In what was ultimately a soft year for animation, Universal claimed to register their most profitable movie of all time with “Despicable Me 2.” The monster hit will likely finish the year as the third-highest-grossing film in America, though globally, the numbers are soaring towards $950 million, which comes from a reported $75 million budget, much lower than the average animated picture. “Frozen” was undoubtedly more expensive, but it should also join the box office winners’ circle with $600 million in receipts. Meanwhile, Pixar’s “Monsters University” couldn’t match the domestic gross of “Monsters Inc.” despite a decade of inflation and 3D numbers, but no one is scoffing at its $743 million worldwide.
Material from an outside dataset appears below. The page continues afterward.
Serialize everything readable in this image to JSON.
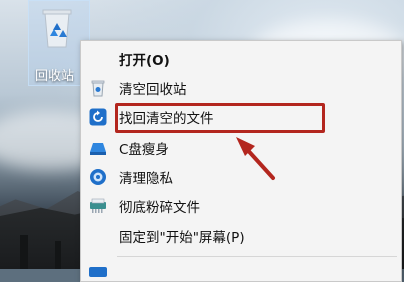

The one takeaway from all that may be that Pixar may be a gold standard to many, but their films are no longer locks for Best Animated Feature Oscars, and now they aren't even the biggest moneymakers on the block, particularly with the lower budgets of films from Imagination Studios ("Despicable Me 2") and Blue Sky ("Ice Age").
There were several mega-grossers this year that don’t paint as rosy a picture due to expectations and budgetary concerns. Warner Bros. had very high hopes regarding “Man of Steel,” their Superman relaunch, and the film over-performed with a spectacular $116 million opening weekend. It does take the bloom off the rose, however, when a film opens to triple digits and can’t make it over $300 million, as the picture stalled at $291 million domestically. The $662 million in global receipts makes the $225 million budget (before prints and advertising) easier to swallow, but it’s no surprise that Warners are moving ahead with a sequel that has the last son of Krypton sharing screentime with Batman, Wonder Woman, and several other heroes. Getting outgrossed by a Marvel film by a nearly 2-to-1 ratio also increases the level at which this Superman fellas is starting to look like an expensive box office chump.
“World War Z” battled a sea of early bad buzz and questionable reviews to gross $540 million worldwide, which may be a salve if you believe the film’s reported budget of $190 million, which is like believing in White Santa. J.A. Bayona has been hired to direct the sequel of what was star Brad Pitt’s highest-grossing film, and we’re eager to see how Paramount avoids the mistakes they made, or if this ends up being another massive sinkhole because of audiences burned by the first film. And Disney thought they had a new franchise with “Oz: The Great and Powerful,” but you don’t throw down a massive $215 million budget if you’re going to be pleased with a final gross below half a billion; 'Oz' could only pull in $493 million worldwide, and Disney is left trying to catch that "Alice In Wonderland" magic by just doing another "Alice In Wonderland" movie.